◆ Dataset rows for apps and sites:
════
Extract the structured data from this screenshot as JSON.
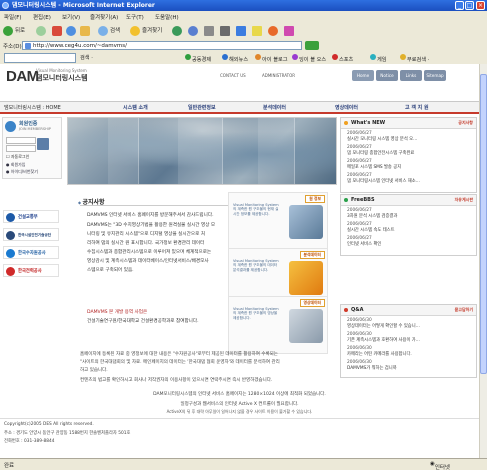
{
  "window": {
    "title": "댐모니터링시스템 - Microsoft Internet Explorer"
  },
  "menu": [
    "파일(F)",
    "편집(E)",
    "보기(V)",
    "즐겨찾기(A)",
    "도구(T)",
    "도움말(H)"
  ],
  "toolbar": {
    "back": "뒤로",
    "search": "검색",
    "favorites": "즐겨찾기"
  },
  "address": {
    "label": "주소(D)",
    "url": "http://www.ceg4u.com/~damvms/"
  },
  "links": [
    "검색 ·",
    "공동경제",
    "해외뉴스",
    "아이 블로그",
    "잉이 블 오스",
    "스포츠",
    "게임",
    "무료검색 ·"
  ],
  "site": {
    "logo_main": "DAM",
    "logo_sub_title": "Visual Monitoring System",
    "logo_korean": "댐모니터링시스템",
    "contact": "CONTACT US",
    "admin": "ADMINISTRATOR",
    "topnav": [
      "Home",
      "Notice",
      "Links",
      "Sitemap"
    ],
    "breadcrumb": "댐모니터링시스템 : HOME",
    "mainnav": [
      "시스템 소개",
      "일반관련정보",
      "분석데이터",
      "영상데이터",
      "고 객 지 원"
    ]
  },
  "login": {
    "title": "회원인증",
    "subtitle": "JOIN MEMBERSHIP",
    "remember": "자동로그인",
    "link1": "회원가입",
    "link2": "아이디/비번찾기"
  },
  "partners": [
    "건설교통부",
    "한국시설안전기술공단",
    "한국수자원공사",
    "한국전력공사"
  ],
  "notice": {
    "heading": "공지사항",
    "lines": [
      "DAMVMS 인터넷 서비스 홈페이지를 방문해주셔서 감사드립니다.",
      "DAMVMS는 \"3D 수치영상기법을 활용한 원격실물 실시간 영상 모",
      "니터링 및 유지관리 시스템\"으로 디지털 영상을 실시간으로 처",
      "리하여 댐의 실시간 원 표시합니다. 국가정보 환경관리 데이터",
      "수집시스템과 종합관리시스템으로 이루어져 있으며 체계적으로는",
      "영상감시 및 계측시스템과 데이터베이스/인터넷서비스/배경모사",
      "스템으로 구축되어 있음."
    ],
    "highlight_lines": [
      "DAMVMS 본 개발 용역 사업은",
      "건설기술연구원/한국대학교 건설환경공학과로 참여합니다."
    ],
    "cards": [
      {
        "tag": "원 정보",
        "caption": "Visual Monitoring System의 계측한 원 구조물의 현재 실시간 정보를 제공합니다."
      },
      {
        "tag": "분석데이터",
        "caption": "Visual Monitoring System의 계측한 원 구조물의 데이터 분석결과를 제공합니다."
      },
      {
        "tag": "영상데이터",
        "caption": "Visual Monitoring System의 계측한 원 구조물의 영상을 제공합니다."
      }
    ]
  },
  "whatsnew": {
    "title": "What's NEW",
    "more": "공지사항",
    "items": [
      {
        "date": "2006/06/27",
        "text": "실시간 모니터링 시스템 영상 분석 오..."
      },
      {
        "date": "2006/06/27",
        "text": "댐 모니터링 종합안전시스템 구축완료"
      },
      {
        "date": "2006/06/27",
        "text": "메일포 시스템 SMS 발송 공지"
      },
      {
        "date": "2006/06/27",
        "text": "댐 모니터링시스템 인터넷 서비스 재소..."
      }
    ]
  },
  "freebbs": {
    "title": "FreeBBS",
    "more": "자유게시판",
    "items": [
      {
        "date": "2006/06/27",
        "text": "3차원 분석 시스템 검증결과"
      },
      {
        "date": "2006/06/27",
        "text": "실시간 시스템 속도 테스트"
      },
      {
        "date": "2006/06/27",
        "text": "인터넷 서비스 확인"
      }
    ]
  },
  "qna": {
    "title": "Q&A",
    "more": "묻고답하기",
    "items": [
      {
        "date": "2006/06/30",
        "text": "영상데이터는 어떻게 확인할 수 있습니..."
      },
      {
        "date": "2006/06/30",
        "text": "기존 계측시스템과 호환하여 사용이 가..."
      },
      {
        "date": "2006/06/30",
        "text": "카메라는 어떤 카메라를 사용합니다."
      },
      {
        "date": "2006/06/30",
        "text": "DAMVMS가 뭐하는 겁니까"
      }
    ]
  },
  "body_text": [
    "홈페이지에 등록된 자료 중 영정보에 대한 내용은 \"수자원공사\"로부터 제공된 데이터를 활용하여 수록되는",
    "\"사이트의 한국대댐회의 및 자료. 메인페이지의 데이터는 '한국대댐 협회 운영자'와 데이터를 분석하여 관리",
    "하고 있습니다.",
    "컨텐츠의 법고를 확인하시고 회사나 저작권자의 이용사항이 있으시면 연락주시면 즉시 반영하겠습니다."
  ],
  "resolution_note": "DAM모니터링시스템의 인터넷 서비스 홈페이지는 1280×1024 이상에 최적화 되었습니다.",
  "activex_note": "일정구성과 웹서비스의 인터넷 Active X 컨트롤이 필요합니다.",
  "activex_note2": "ActiveX의 뒤 후 대략 아무일이 일어나지 않을 경우 사이트 이용이 불가할 수 있습니다.",
  "footer": {
    "copyright": "Copyright(c)2005 DES All rights reserved.",
    "address": "주소 : 경기도 안양시 동안구 관양동 1588번지 한솔벤쳐플라자 501호",
    "phone": "전화번호 : 031-389-8844"
  },
  "status": {
    "text": "완료",
    "zone": "인터넷"
  }
}
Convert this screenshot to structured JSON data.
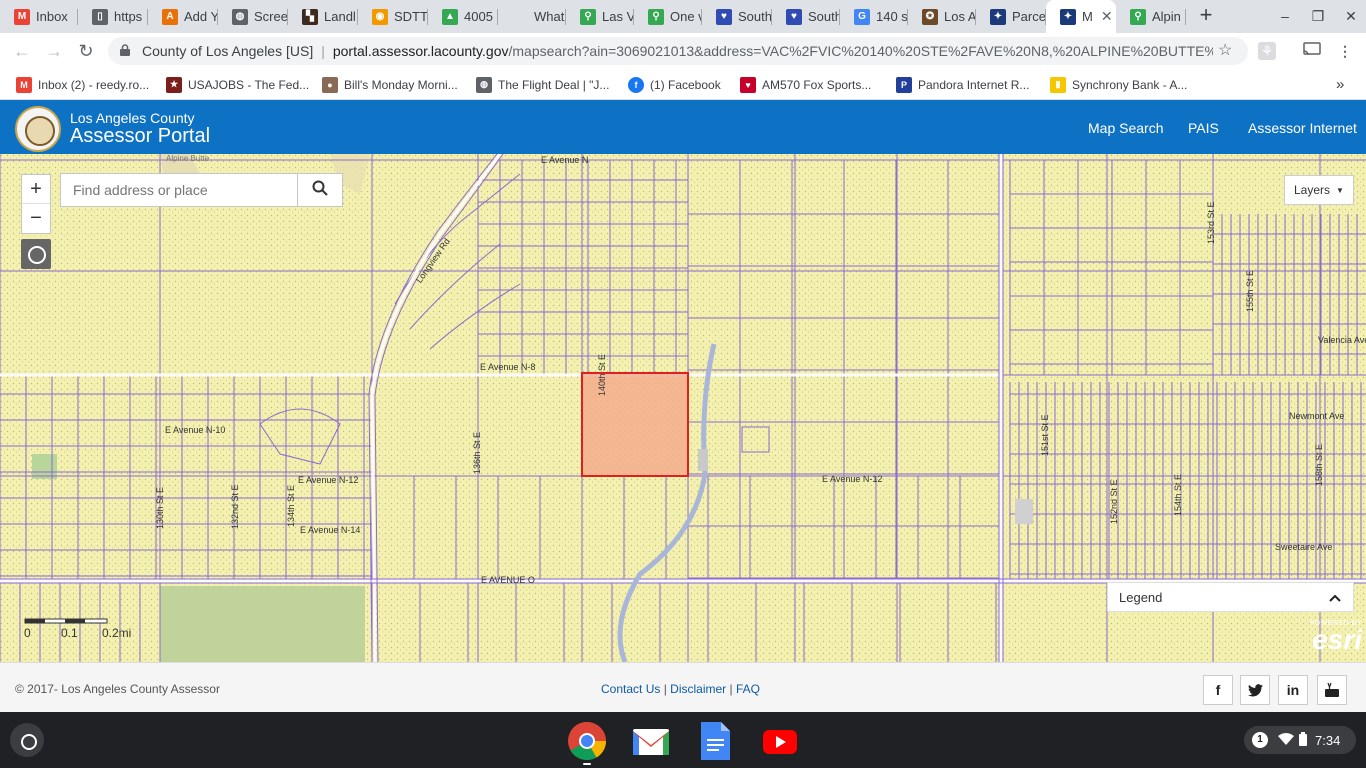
{
  "browser": {
    "tabs": [
      {
        "title": "Inbox",
        "icon": "gmail-icon"
      },
      {
        "title": "https",
        "icon": "document-icon"
      },
      {
        "title": "Add Y",
        "icon": "add-icon"
      },
      {
        "title": "Scree",
        "icon": "globe-icon"
      },
      {
        "title": "Landl",
        "icon": "bookmark-icon"
      },
      {
        "title": "SDTT",
        "icon": "coin-icon"
      },
      {
        "title": "4005",
        "icon": "drive-icon"
      },
      {
        "title": "What",
        "icon": ""
      },
      {
        "title": "Las V",
        "icon": "maps-icon"
      },
      {
        "title": "One v",
        "icon": "maps-icon"
      },
      {
        "title": "South",
        "icon": "southwest-icon"
      },
      {
        "title": "South",
        "icon": "southwest-icon"
      },
      {
        "title": "140 s",
        "icon": "google-icon"
      },
      {
        "title": "Los A",
        "icon": "seal-icon"
      },
      {
        "title": "Parce",
        "icon": "parcel-icon"
      },
      {
        "title": "M",
        "icon": "parcel-icon",
        "active": true
      },
      {
        "title": "Alpin",
        "icon": "maps-icon"
      }
    ],
    "site_name": "County of Los Angeles [US]",
    "url_domain": "portal.assessor.lacounty.gov",
    "url_path": "/mapsearch?ain=3069021013&address=VAC%2FVIC%20140%20STE%2FAVE%20N8,%20ALPINE%20BUTTE%2...",
    "bookmarks": [
      {
        "label": "Inbox (2) - reedy.ro...",
        "icon": "gmail-icon"
      },
      {
        "label": "USAJOBS - The Fed...",
        "icon": "usajobs-icon"
      },
      {
        "label": "Bill's Monday Morni...",
        "icon": "avatar-icon"
      },
      {
        "label": "The Flight Deal | \"J...",
        "icon": "globe-icon"
      },
      {
        "label": "(1) Facebook",
        "icon": "facebook-icon"
      },
      {
        "label": "AM570 Fox Sports...",
        "icon": "iheart-icon"
      },
      {
        "label": "Pandora Internet R...",
        "icon": "pandora-icon"
      },
      {
        "label": "Synchrony Bank - A...",
        "icon": "synchrony-icon"
      }
    ],
    "overflow_label": "»"
  },
  "portal": {
    "county": "Los Angeles County",
    "title": "Assessor Portal",
    "nav": [
      "Map Search",
      "PAIS",
      "Assessor Internet"
    ],
    "brand_color": "#0e72c4"
  },
  "map": {
    "search_placeholder": "Find address or place",
    "layers_label": "Layers",
    "legend_label": "Legend",
    "zoom_in": "+",
    "zoom_out": "−",
    "scale_ticks": [
      "0",
      "0.1",
      "0.2mi"
    ],
    "esri_powered": "POWERED BY",
    "esri_logo": "esri",
    "selected_parcel_color": "#e02020",
    "street_labels": [
      "E Avenue N",
      "E Avenue N-8",
      "E Avenue N-10",
      "E Avenue N-12",
      "E Avenue N-12",
      "E Avenue N-14",
      "E AVENUE O",
      "140th St E",
      "136th St E",
      "134th St E",
      "132nd St E",
      "130th St E",
      "Longview Rd",
      "Alpine Butte",
      "151st St E",
      "152nd St E",
      "154th St E",
      "155th St E",
      "153rd St E",
      "158th St E",
      "Valencia Ave",
      "Newmont Ave",
      "Sweetaire Ave"
    ]
  },
  "footer": {
    "copyright": "© 2017- Los Angeles County Assessor",
    "links": [
      "Contact Us",
      "Disclaimer",
      "FAQ"
    ],
    "social": [
      "f",
      "t",
      "in",
      "yt"
    ]
  },
  "shelf": {
    "apps": [
      "chrome",
      "gmail",
      "docs",
      "youtube"
    ],
    "notification_count": "1",
    "time": "7:34"
  }
}
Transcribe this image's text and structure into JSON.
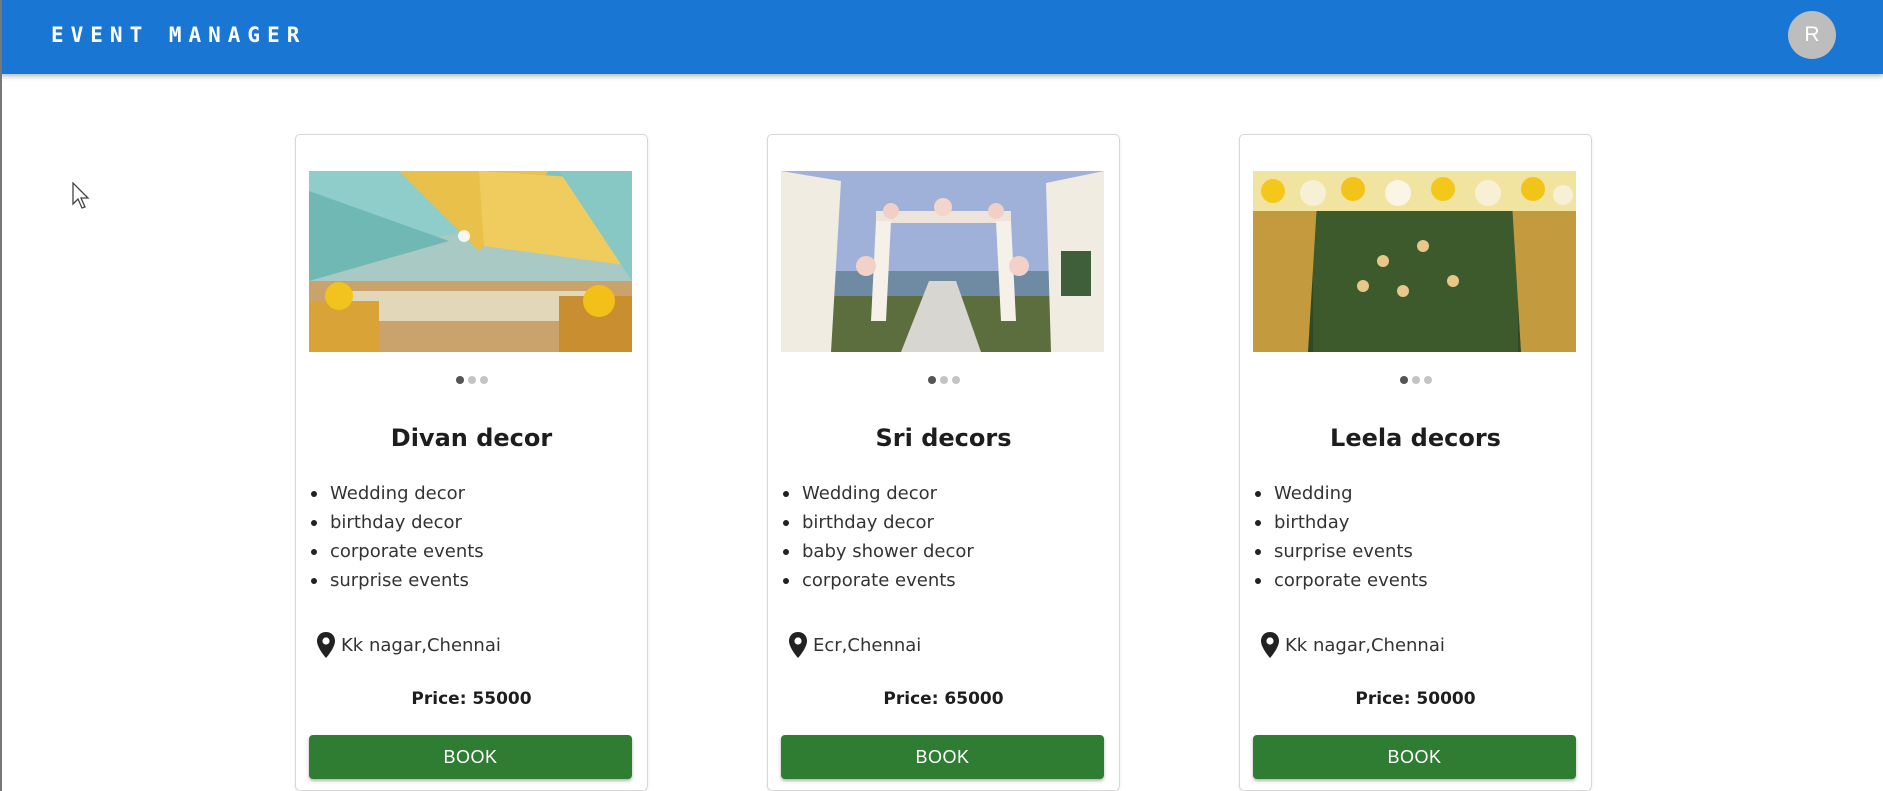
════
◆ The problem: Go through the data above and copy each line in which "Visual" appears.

◆ Task output:
    "logo_sub_title": "Visual Monitoring System",
        "caption": "Visual Monitoring System의 계측한 원 구조물의 현재 실시간 정보를 제공합니다."
        "caption": "Visual Monitoring System의 계측한 원 구조물의 데이터 분석결과를 제공합니다."
        "caption": "Visual Monitoring System의 계측한 원 구조물의 영상을 제공합니다."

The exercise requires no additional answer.